● **What you have to do**: Say how many lines below have "name" in them, giving the number alone.

● **Task input**:
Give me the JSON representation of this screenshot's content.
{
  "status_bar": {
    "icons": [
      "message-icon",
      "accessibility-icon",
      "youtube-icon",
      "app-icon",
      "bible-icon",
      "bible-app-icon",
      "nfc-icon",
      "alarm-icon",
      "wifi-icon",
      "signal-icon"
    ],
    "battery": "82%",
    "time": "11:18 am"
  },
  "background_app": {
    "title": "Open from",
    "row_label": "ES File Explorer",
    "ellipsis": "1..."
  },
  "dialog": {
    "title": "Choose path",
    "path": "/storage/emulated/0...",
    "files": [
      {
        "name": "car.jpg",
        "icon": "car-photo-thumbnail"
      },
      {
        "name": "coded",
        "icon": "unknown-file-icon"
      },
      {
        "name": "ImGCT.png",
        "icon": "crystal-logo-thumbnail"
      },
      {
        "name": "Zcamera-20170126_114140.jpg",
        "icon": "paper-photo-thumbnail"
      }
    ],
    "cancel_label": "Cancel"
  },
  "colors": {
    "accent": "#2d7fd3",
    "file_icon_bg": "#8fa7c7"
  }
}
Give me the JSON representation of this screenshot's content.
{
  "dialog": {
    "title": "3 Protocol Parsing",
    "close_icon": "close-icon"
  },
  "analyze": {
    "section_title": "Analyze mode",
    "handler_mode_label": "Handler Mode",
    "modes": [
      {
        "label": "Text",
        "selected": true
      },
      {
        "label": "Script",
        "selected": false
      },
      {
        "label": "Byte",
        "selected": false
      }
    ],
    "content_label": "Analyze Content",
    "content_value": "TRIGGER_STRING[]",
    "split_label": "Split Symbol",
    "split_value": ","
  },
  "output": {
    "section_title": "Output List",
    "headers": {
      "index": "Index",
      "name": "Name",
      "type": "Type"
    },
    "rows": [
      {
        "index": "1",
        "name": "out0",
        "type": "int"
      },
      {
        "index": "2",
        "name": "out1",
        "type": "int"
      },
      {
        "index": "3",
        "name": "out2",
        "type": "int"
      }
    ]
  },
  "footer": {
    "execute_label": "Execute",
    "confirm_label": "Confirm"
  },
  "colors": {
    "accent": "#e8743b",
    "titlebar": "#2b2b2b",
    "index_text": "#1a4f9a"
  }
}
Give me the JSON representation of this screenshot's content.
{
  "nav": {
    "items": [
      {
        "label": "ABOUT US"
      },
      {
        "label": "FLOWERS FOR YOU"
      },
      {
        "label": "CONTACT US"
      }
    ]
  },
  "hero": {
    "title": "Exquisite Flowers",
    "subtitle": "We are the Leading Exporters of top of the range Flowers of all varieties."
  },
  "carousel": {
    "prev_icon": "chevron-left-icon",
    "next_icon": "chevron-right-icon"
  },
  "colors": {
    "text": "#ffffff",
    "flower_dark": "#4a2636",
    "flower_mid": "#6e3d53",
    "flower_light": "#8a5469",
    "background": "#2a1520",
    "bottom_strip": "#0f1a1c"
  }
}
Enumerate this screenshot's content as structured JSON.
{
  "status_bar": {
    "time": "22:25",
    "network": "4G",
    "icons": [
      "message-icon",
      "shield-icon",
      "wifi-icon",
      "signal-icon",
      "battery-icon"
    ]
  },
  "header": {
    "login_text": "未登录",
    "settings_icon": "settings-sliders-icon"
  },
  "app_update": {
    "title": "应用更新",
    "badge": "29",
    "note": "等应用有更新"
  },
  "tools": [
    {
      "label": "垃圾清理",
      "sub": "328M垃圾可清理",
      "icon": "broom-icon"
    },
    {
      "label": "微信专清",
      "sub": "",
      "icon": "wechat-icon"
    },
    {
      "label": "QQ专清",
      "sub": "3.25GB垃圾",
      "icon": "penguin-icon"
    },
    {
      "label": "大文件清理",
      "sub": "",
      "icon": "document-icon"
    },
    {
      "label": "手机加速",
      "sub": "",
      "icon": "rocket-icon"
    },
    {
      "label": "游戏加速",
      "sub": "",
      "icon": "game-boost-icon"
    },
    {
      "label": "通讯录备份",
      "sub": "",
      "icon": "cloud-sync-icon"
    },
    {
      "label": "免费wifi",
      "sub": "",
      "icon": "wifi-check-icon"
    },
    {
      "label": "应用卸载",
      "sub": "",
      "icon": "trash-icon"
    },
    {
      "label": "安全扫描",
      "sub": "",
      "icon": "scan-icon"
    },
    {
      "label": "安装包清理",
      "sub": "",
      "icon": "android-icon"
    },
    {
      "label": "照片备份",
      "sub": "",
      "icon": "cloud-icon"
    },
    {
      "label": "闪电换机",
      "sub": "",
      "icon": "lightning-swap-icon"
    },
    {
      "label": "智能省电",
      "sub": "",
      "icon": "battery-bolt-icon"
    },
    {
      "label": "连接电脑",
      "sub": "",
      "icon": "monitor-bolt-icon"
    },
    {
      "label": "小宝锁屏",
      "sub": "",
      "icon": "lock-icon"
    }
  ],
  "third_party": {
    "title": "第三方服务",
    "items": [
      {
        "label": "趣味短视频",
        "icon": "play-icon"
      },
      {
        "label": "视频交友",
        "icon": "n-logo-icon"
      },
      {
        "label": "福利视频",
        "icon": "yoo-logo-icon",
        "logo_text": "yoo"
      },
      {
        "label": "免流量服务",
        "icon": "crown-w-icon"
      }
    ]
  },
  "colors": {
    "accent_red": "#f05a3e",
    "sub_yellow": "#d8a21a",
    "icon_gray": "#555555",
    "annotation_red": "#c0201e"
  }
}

● **Result for this task**: 8